◆ **DIRECTIONS FOR THIS TASK**: Write the full listing out again, word for word, but omit the pictures.

□ □ □ □ □

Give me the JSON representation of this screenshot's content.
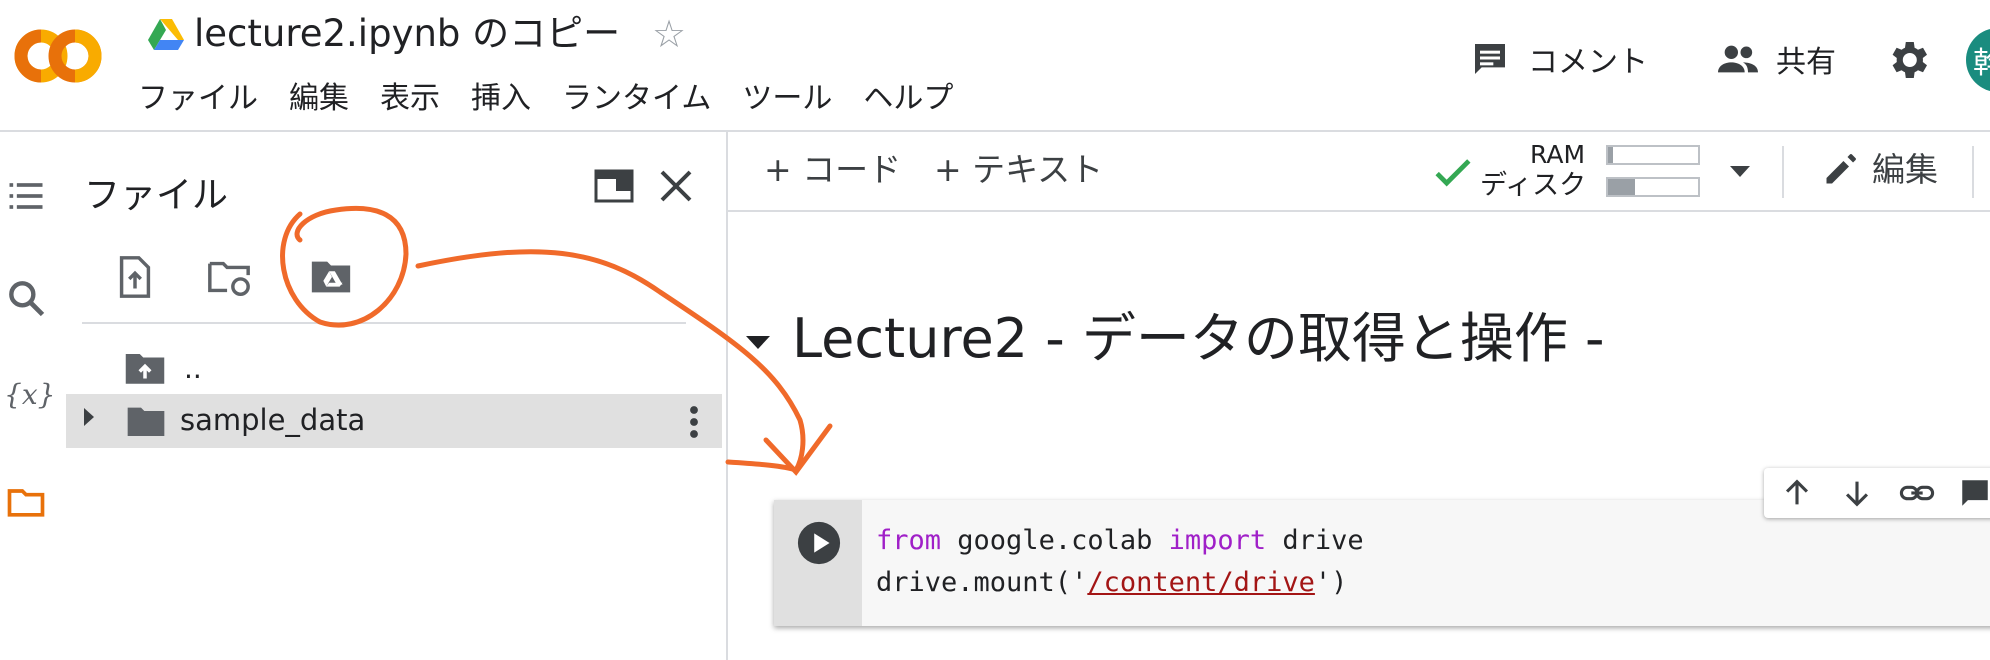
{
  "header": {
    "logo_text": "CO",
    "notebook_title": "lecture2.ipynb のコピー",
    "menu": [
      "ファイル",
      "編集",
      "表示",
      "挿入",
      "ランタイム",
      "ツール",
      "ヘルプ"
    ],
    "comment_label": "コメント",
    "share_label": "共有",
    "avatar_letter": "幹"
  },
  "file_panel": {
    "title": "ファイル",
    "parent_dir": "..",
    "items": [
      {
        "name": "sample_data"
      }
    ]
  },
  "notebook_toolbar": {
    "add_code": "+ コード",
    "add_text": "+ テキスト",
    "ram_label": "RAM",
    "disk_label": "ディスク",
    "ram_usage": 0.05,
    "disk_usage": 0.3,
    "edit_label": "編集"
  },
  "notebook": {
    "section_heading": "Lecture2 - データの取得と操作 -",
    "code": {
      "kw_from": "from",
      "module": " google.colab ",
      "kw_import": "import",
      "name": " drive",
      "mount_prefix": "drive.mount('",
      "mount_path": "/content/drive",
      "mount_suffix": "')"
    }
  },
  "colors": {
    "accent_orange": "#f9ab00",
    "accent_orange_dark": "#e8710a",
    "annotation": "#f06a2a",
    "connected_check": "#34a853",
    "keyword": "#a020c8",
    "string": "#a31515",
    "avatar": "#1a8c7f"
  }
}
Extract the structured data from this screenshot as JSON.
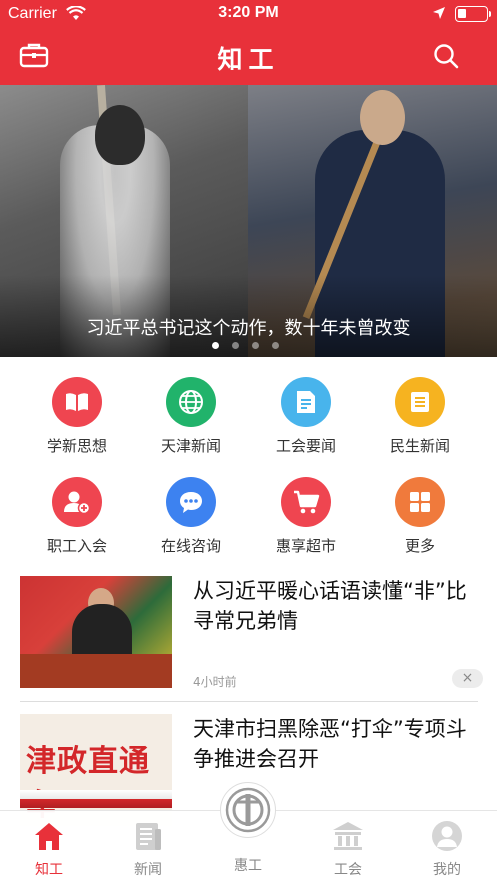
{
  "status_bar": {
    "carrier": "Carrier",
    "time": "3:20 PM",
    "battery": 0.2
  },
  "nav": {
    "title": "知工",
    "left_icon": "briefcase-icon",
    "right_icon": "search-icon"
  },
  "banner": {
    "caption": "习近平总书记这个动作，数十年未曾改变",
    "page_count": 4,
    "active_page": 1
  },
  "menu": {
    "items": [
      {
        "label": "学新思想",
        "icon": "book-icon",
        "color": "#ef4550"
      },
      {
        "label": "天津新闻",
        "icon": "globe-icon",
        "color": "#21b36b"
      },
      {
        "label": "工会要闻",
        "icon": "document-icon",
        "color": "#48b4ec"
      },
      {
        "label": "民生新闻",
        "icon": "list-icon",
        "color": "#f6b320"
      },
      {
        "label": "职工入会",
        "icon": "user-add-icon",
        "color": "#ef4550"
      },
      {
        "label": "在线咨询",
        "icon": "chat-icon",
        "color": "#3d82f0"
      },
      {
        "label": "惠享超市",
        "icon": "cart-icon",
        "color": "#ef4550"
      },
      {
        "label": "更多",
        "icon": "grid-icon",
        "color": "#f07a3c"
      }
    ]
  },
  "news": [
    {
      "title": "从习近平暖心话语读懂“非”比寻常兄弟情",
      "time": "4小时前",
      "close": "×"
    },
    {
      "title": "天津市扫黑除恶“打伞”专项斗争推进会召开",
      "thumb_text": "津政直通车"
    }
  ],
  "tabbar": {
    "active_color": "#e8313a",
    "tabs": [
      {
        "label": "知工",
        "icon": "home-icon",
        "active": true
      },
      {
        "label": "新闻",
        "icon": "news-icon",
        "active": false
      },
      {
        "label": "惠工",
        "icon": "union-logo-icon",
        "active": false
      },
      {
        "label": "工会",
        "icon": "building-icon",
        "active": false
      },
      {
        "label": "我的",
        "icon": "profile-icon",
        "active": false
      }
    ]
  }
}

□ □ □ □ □

◆ **EXPECTED OUTPUT**:
Give me the JSON representation of this screenshot's content.
{
  "header": {
    "logo_text": "CO",
    "notebook_title": "lecture2.ipynb のコピー",
    "menu": [
      "ファイル",
      "編集",
      "表示",
      "挿入",
      "ランタイム",
      "ツール",
      "ヘルプ"
    ],
    "comment_label": "コメント",
    "share_label": "共有",
    "avatar_letter": "幹"
  },
  "file_panel": {
    "title": "ファイル",
    "parent_dir": "..",
    "items": [
      {
        "name": "sample_data"
      }
    ]
  },
  "notebook_toolbar": {
    "add_code": "+ コード",
    "add_text": "+ テキスト",
    "ram_label": "RAM",
    "disk_label": "ディスク",
    "ram_usage": 0.05,
    "disk_usage": 0.3,
    "edit_label": "編集"
  },
  "notebook": {
    "section_heading": "Lecture2 - データの取得と操作 -",
    "code": {
      "kw_from": "from",
      "module": " google.colab ",
      "kw_import": "import",
      "name": " drive",
      "mount_prefix": "drive.mount('",
      "mount_path": "/content/drive",
      "mount_suffix": "')"
    }
  },
  "colors": {
    "accent_orange": "#f9ab00",
    "accent_orange_dark": "#e8710a",
    "annotation": "#f06a2a",
    "connected_check": "#34a853",
    "keyword": "#a020c8",
    "string": "#a31515",
    "avatar": "#1a8c7f"
  }
}
Extract the structured data from this screenshot as JSON.
{
  "status_bar": {
    "carrier": "Carrier",
    "time": "3:20 PM",
    "battery": 0.2
  },
  "nav": {
    "title": "知工",
    "left_icon": "briefcase-icon",
    "right_icon": "search-icon"
  },
  "banner": {
    "caption": "习近平总书记这个动作，数十年未曾改变",
    "page_count": 4,
    "active_page": 1
  },
  "menu": {
    "items": [
      {
        "label": "学新思想",
        "icon": "book-icon",
        "color": "#ef4550"
      },
      {
        "label": "天津新闻",
        "icon": "globe-icon",
        "color": "#21b36b"
      },
      {
        "label": "工会要闻",
        "icon": "document-icon",
        "color": "#48b4ec"
      },
      {
        "label": "民生新闻",
        "icon": "list-icon",
        "color": "#f6b320"
      },
      {
        "label": "职工入会",
        "icon": "user-add-icon",
        "color": "#ef4550"
      },
      {
        "label": "在线咨询",
        "icon": "chat-icon",
        "color": "#3d82f0"
      },
      {
        "label": "惠享超市",
        "icon": "cart-icon",
        "color": "#ef4550"
      },
      {
        "label": "更多",
        "icon": "grid-icon",
        "color": "#f07a3c"
      }
    ]
  },
  "news": [
    {
      "title": "从习近平暖心话语读懂“非”比寻常兄弟情",
      "time": "4小时前",
      "close": "×"
    },
    {
      "title": "天津市扫黑除恶“打伞”专项斗争推进会召开",
      "thumb_text": "津政直通车"
    }
  ],
  "tabbar": {
    "active_color": "#e8313a",
    "tabs": [
      {
        "label": "知工",
        "icon": "home-icon",
        "active": true
      },
      {
        "label": "新闻",
        "icon": "news-icon",
        "active": false
      },
      {
        "label": "惠工",
        "icon": "union-logo-icon",
        "active": false
      },
      {
        "label": "工会",
        "icon": "building-icon",
        "active": false
      },
      {
        "label": "我的",
        "icon": "profile-icon",
        "active": false
      }
    ]
  }
}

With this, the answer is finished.